Let's say you overhear somebody at a party saying you were fired from your job when you were not. You confront the person and you find out that they had mistaken you for somebody else in the office. This is not slander; it is a misunderstanding.

However, if this person is insisting you lost your job and claims it was because of bad behaviors that you didn't actually commit, then you likely have a case of slander on your hands. Remember, there's a big difference between casual party banter and deliberately attempting to defame you.

Proving That Slander Happened

So you've heard all you could stand from that person at the party and you're convinced they are trying to slander your name. What can you do to prove it? This is one of the hardest aspects of any slander case, as slander is not written down, but passed by word of mouth.

In a slander case, you must prove the following against the defendant:

  • They made a false and defamatory statement about you
  • The statement was made to a third party
  • The person making the statement did so in a negligent or purposefully harmful way

After you overhear the statement, immediately talk to the person who heard it. Ask them what they said, getting details on how it was related, and ask them if the defendant was telling anyone else. Gathering up potential witnesses like this is crucial, and in a party situation, will be relatively easy as everyone is gathered in one place.

Damages You Can Expect

You're ready to pursue this case, having gotten the contact information of all the witnesses at the party. Now you want to know what kind of damages you can expect. In a slander case, you are eligible for certain types of damage:

  • Lost economic opportunities
  • Lost earning capacity
  • Health problems that occurred because of the statement
  • Decreased salary
  • Personal pain and suffering

Proving economic-based damages is tricky and requires calculating the impact of the slander you heard at the party. If it was a one-time thing and wasn't spread beyond a few people, you're not likely to have lost too much, if any, of your earning capacity.

The latter point, personal pain and suffering, is probably your most likely bet in this particular case.

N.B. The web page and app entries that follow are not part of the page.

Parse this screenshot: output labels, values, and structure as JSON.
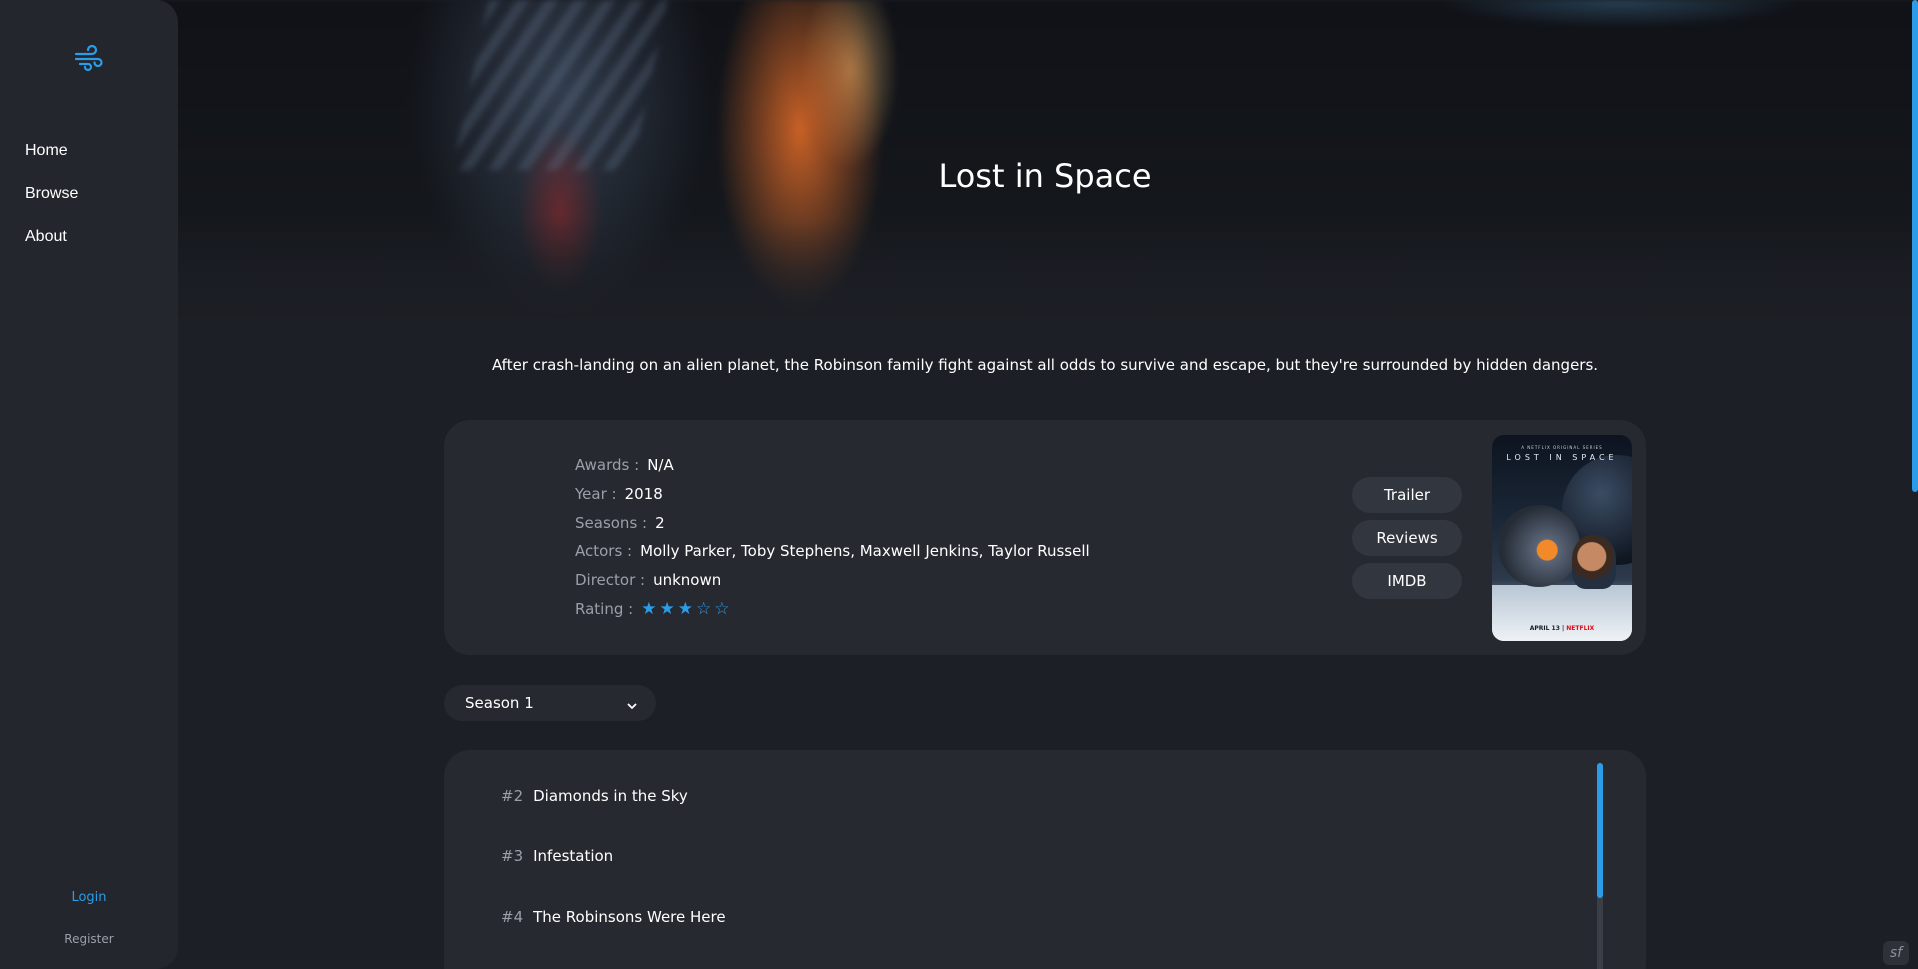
{
  "sidebar": {
    "logo_icon": "wind-icon",
    "nav": [
      {
        "label": "Home"
      },
      {
        "label": "Browse"
      },
      {
        "label": "About"
      }
    ],
    "login_label": "Login",
    "register_label": "Register"
  },
  "show": {
    "title": "Lost in Space",
    "description": "After crash-landing on an alien planet, the Robinson family fight against all odds to survive and escape, but they're surrounded by hidden dangers.",
    "details": [
      {
        "label": "Awards :",
        "value": "N/A"
      },
      {
        "label": "Year :",
        "value": "2018"
      },
      {
        "label": "Seasons :",
        "value": "2"
      },
      {
        "label": "Actors :",
        "value": "Molly Parker, Toby Stephens, Maxwell Jenkins, Taylor Russell"
      },
      {
        "label": "Director :",
        "value": "unknown"
      }
    ],
    "rating_label": "Rating :",
    "rating": {
      "value": 3,
      "max": 5
    },
    "actions": [
      {
        "label": "Trailer"
      },
      {
        "label": "Reviews"
      },
      {
        "label": "IMDB"
      }
    ],
    "poster": {
      "tagline_top": "A NETFLIX ORIGINAL SERIES",
      "title_text": "LOST IN SPACE",
      "date_text": "APRIL 13",
      "brand_text": "NETFLIX"
    }
  },
  "seasons": {
    "selected": "Season 1"
  },
  "episodes": [
    {
      "number": "#2",
      "title": "Diamonds in the Sky"
    },
    {
      "number": "#3",
      "title": "Infestation"
    },
    {
      "number": "#4",
      "title": "The Robinsons Were Here"
    }
  ],
  "colors": {
    "accent": "#2b9de8",
    "background": "#1c1f25",
    "card": "#262930",
    "sidebar": "#23262d"
  }
}
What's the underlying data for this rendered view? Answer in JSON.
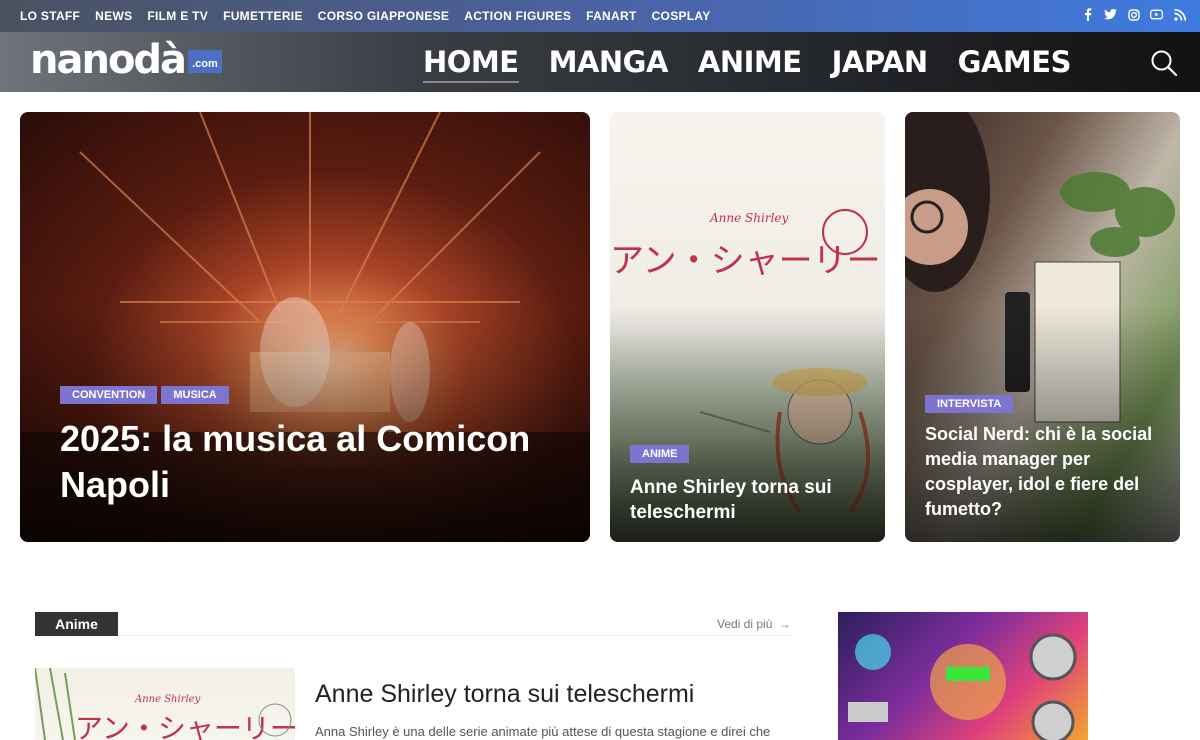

However, you need to prove that you suffered from emotional anguish dealing with the situation, such as statements from witnesses or from a psychologist.

Hearing somebody talk negatively about you at a party can be a disappointing experience but if you're careful, you might be able to get some compensation. For help setting up your case, call a personal injury lawyer such as Kidwell & Gallagher LTD right away.